Judy always worked slowly. The antique shop did not have a modern cash register, every transaction had to be summed with a calculator. Judy punched the numbers in deliberately, double-checking along the way, then wrote the receipts by hand while the next customer waited. The next customer in line was named Cheryl, but Judy didn’t know that. There was no reason to know, Cheryl was on vacation and was clearly not fitting in to Delaware, Ohio. She wore heavy make-up and a leather jacket amongst dozens of people in cheap windbreakers.
Cheryl was buying a teapot shaped like a tomato; the leafy green at the top of the tomato was the lid. The tomato pot was marked at $35 and Cheryl was trying to get a better deal.
“What can I give ya for this teapot?

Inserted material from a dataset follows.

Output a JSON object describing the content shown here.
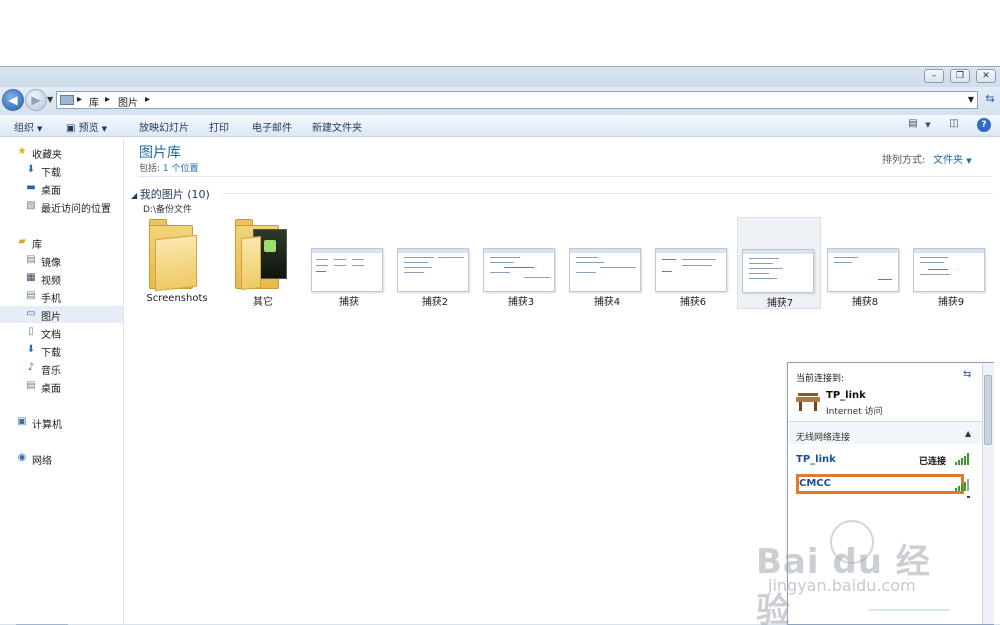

I like it but I’m not paying $35 dollars, it’s just plastic.”
“It’s ceramic actually, if it was plastic it would melt all over the stove whenever you used it,” Judy said.
“Fine, ceramic, whatever. What kind of deal can you give me?”
Judy didn’t own the store and she didn’t own the teapot, she was just taking the money and pointing tourists towards the bathrooms. “I can take 10% off,” she said.
“10% off? That’s only, like, $3.50. I’ll give you twenty bucks for it.”
“I’m sorry ma’am, but the items here in the store are placed by different antique dealers in the area. I’m not authorized to give you more than 10% off. I’m sorry, I wish I could.”
“Seriously? Where’s the owner? Let me talk to the owner.”
“Mrs. Knott is the owner but she is a rather elderly and sickly woman and does not come in to the store daily. But Mrs. Knott doesn’t own the teapot either, she just leased space to the dealer.”
Judy pushed her glasses up her nose, Cheryl smelled like smoke and it made her nose twitch. Cheryl rolled her eyes and then was unsure if Judy saw her roll her eyes and so she rolled them again. In New York, where Cheryl was from, this ridiculous teapot would cost $60. When Cheryl first saw the price on the teapot she thought she was getting a deal, but she decided to push the clerk a little to save a few dollars. Cheryl wanted the teapot in a way that only a collector of novelty tomato-themed kitchenware could. She had tomato salt and pepper shakers, tomato napkin holders, tomato oven mitts, tomato sugar and flour canisters, and a bowl of overripe tomatoes on the breakfast table.
“Listen, fine, I get it, you just work here, I’ll take the 10%. Here,” Cheryl handed Judy an American Express card.
Judy winced, “I’m sorry, I can only give you the 10% if you pay in cash. With a credit card our discount is 8% off,” Judy hesitated before saying what she said next but she had to say it, “and we don’t take American Express.”
“Are you shitting me? Seriously 2%? 2%? That’s, what, seventy cents? Are you gonna hold up a sale over seventy cents?”
“I think I’m going to have to. It really is just store policy.”
“Fine, forget it, I don’t want it. This is really just insulting.”
Cheryl took back her credit card and stormed away towards the exit when she noticed something she missed before: a tomato shaped cookie jar. She bit her lip and swore when she saw it. Cheryl went next door to the rare coin shop where her husband was perusing and ordered him in to the antique shop to buy the cookie jar and teapot.